==== Records to use

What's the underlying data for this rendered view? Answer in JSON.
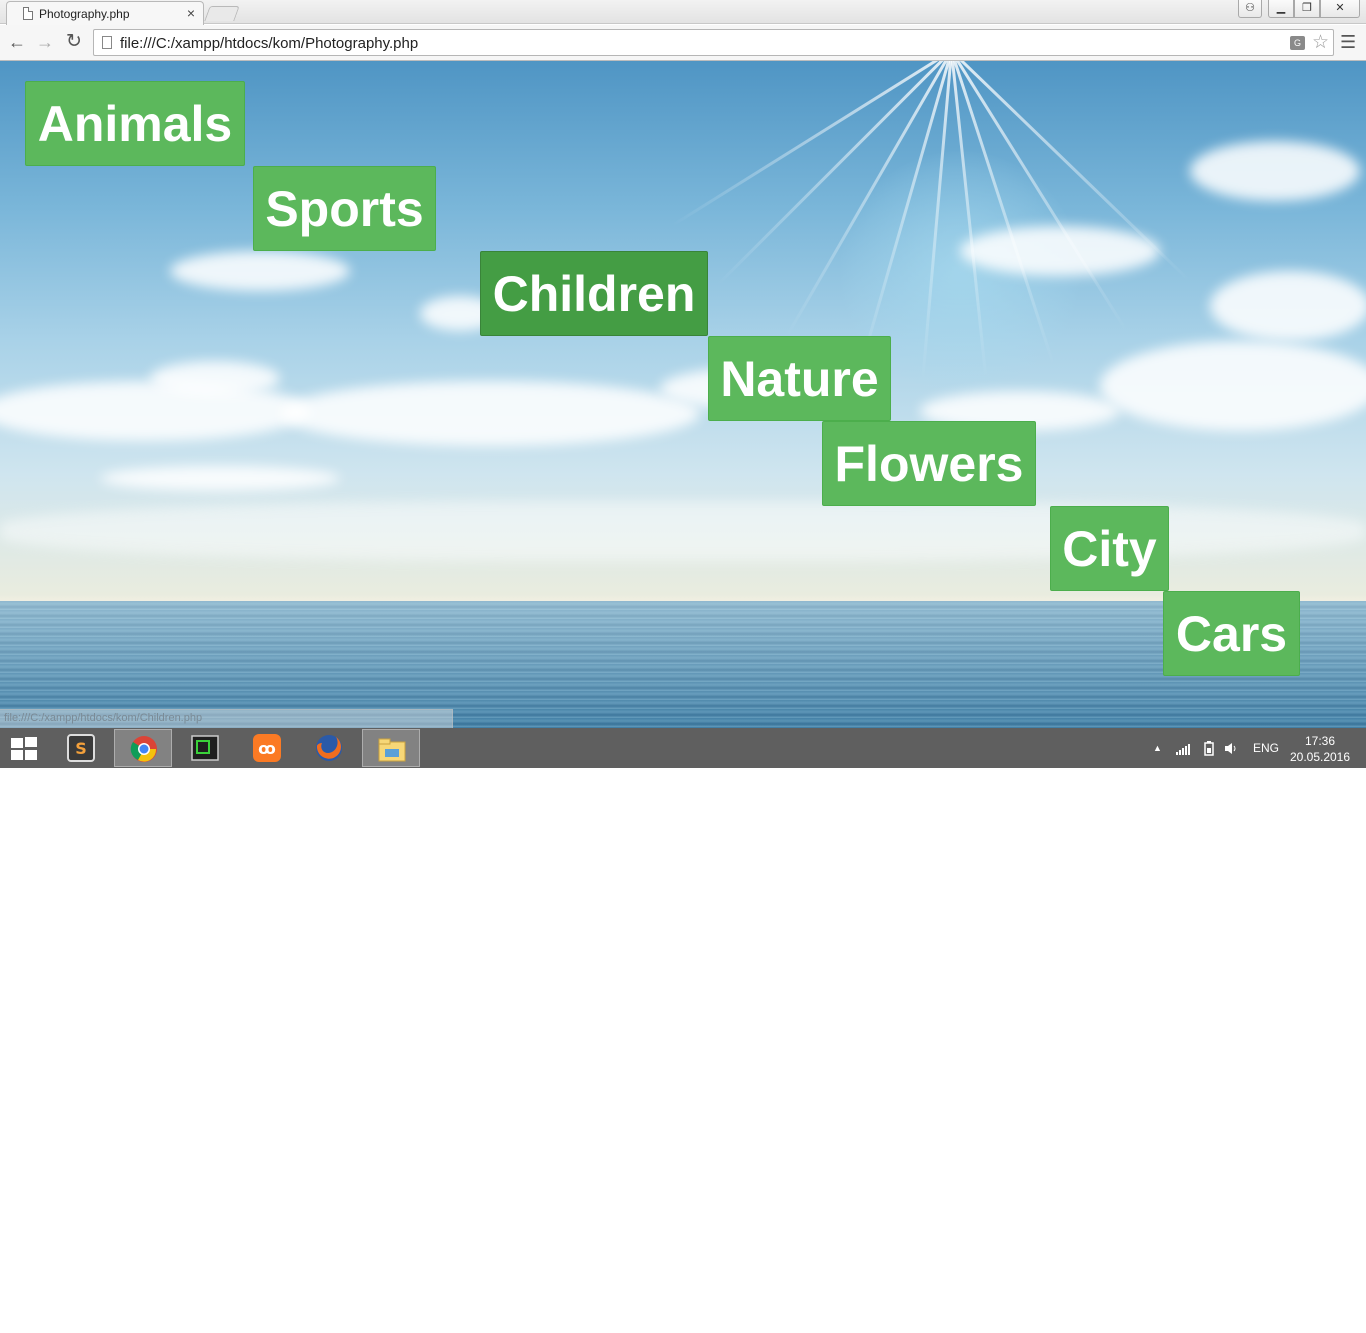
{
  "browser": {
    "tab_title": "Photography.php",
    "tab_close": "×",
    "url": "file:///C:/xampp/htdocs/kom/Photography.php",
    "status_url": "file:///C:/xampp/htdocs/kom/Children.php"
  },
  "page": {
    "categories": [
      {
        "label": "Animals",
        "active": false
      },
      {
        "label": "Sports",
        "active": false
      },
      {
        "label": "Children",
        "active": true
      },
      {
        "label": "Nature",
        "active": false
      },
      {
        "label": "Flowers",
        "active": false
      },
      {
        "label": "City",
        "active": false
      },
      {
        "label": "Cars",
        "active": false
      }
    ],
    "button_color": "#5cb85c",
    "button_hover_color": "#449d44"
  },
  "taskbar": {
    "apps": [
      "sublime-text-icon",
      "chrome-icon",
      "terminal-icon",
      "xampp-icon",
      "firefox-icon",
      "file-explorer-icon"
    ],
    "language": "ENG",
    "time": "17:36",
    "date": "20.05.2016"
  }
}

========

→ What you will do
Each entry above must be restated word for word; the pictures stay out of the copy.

→ Your response
What's the underlying data for this rendered view? Answer in JSON.
{
  "browser": {
    "tab_title": "Photography.php",
    "tab_close": "×",
    "url": "file:///C:/xampp/htdocs/kom/Photography.php",
    "status_url": "file:///C:/xampp/htdocs/kom/Children.php"
  },
  "page": {
    "categories": [
      {
        "label": "Animals",
        "active": false
      },
      {
        "label": "Sports",
        "active": false
      },
      {
        "label": "Children",
        "active": true
      },
      {
        "label": "Nature",
        "active": false
      },
      {
        "label": "Flowers",
        "active": false
      },
      {
        "label": "City",
        "active": false
      },
      {
        "label": "Cars",
        "active": false
      }
    ],
    "button_color": "#5cb85c",
    "button_hover_color": "#449d44"
  },
  "taskbar": {
    "apps": [
      "sublime-text-icon",
      "chrome-icon",
      "terminal-icon",
      "xampp-icon",
      "firefox-icon",
      "file-explorer-icon"
    ],
    "language": "ENG",
    "time": "17:36",
    "date": "20.05.2016"
  }
}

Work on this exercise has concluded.